Tropentag, September 18 - 20, 2019 in Kassel
"Filling gaps and removing traps for sustainable resources development"
Genetic Fidelity Assessment and Phytochemical Bioprofiling of Field-Grown, in vitro-Grown and Acclimatised Musa spp. Accessions
Ibukun Ayoola1, Mubo A. Sonibare2, Badara Gueye1, Rajneesh Paliwal1, Michael Abberton1, Gertrud Morlock3
1International Institute of Tropical Agriculture (IITA), Nigeria
2University of Ibadan, Dept. of Pharmacognosy, Nigeria
3Justus-Liebig-University Giessen, Inst. of Nutritional Science, Germany
Musa spp. (bananas and plantains) are staple food crops for millions of people living in tropical countries. They are considered as important crop plant due to their high economic value and good dietary source. More so, they have significant medicinal importance and can serve as a source of phytoconstituents for the pharmaceutical industries. In vitro plant tissue culture can be a reliable alternative source of plant material for phytoconstituents production. However, true-to-type clonal fidelity is one of the most important pre-requisites for the use of micropropagated plant materials as source of phytoconstituents. This work aimed to assess the genetic fidelity of the in vitro-grown materials from the taxonomic reference collection; as well as the phytochemical characterisation of the accessions.
Diversity Array Technology (DArT) sequencing was used to generate single nucleotide polymorphisms (SNPs) markers that was used for the genetic fidelity study. In addition, the variation in the secondary metabolites profile of the leaves from field, in vitro-grown and acclimatised materials was compared.
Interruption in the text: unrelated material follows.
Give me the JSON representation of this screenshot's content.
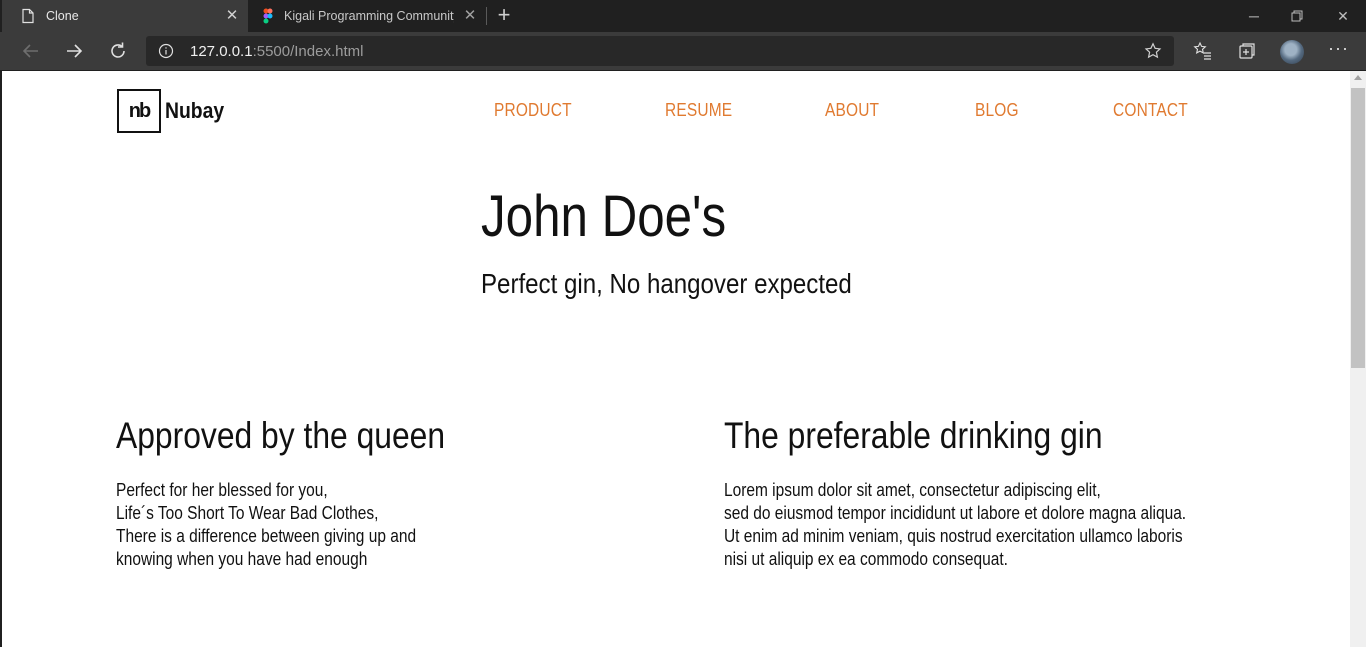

The effect-directed analysis using high-performance thin layer chromatography (HPTLC) coupled with high resolution mass spectrometry (HRMS) was used to identify compounds responsible for many biological activities.
The results of the pairwise genetic distance matrix among the Musa accessions were determined using 150.5K SNPs and found 23 out of the 26 accessions were true-to-type. Considerable variation of total phenolic content and antioxidant activity of the Musa spp. were revealed to be genotype-dependent. Accumulation of the useful secondary metabolites, in terms of antioxidant activity, was higher in in vitro-derived material. Four compounds with multiple biological activities were identified in the Musa spp. studied samples: Asparagine, pyrrolidine alkaloid, linolenic acid and a phenolic compound. Musa spp. leaves were also found to be rich in flavonoids (kaempferol-3-O-rutinoside and quercetin-3-O-rutinoside).
The results confirmed the genetic fidelity of in vitro-grown accessions that were true-to-type which validates the use of plant tissue culture as an alternative and reliable method for large scale production of plant material and supply of bioactive constituents.
Keywords: Antioxidants, bioactive constituents, in vitro culture, musa spp., true-to-type
Contact Address: Ibukun Ayoola, International Institute of Tropical Agriculture (IITA), Ibadan, Nigeria, e-mail: ayoola.ibukungmail.com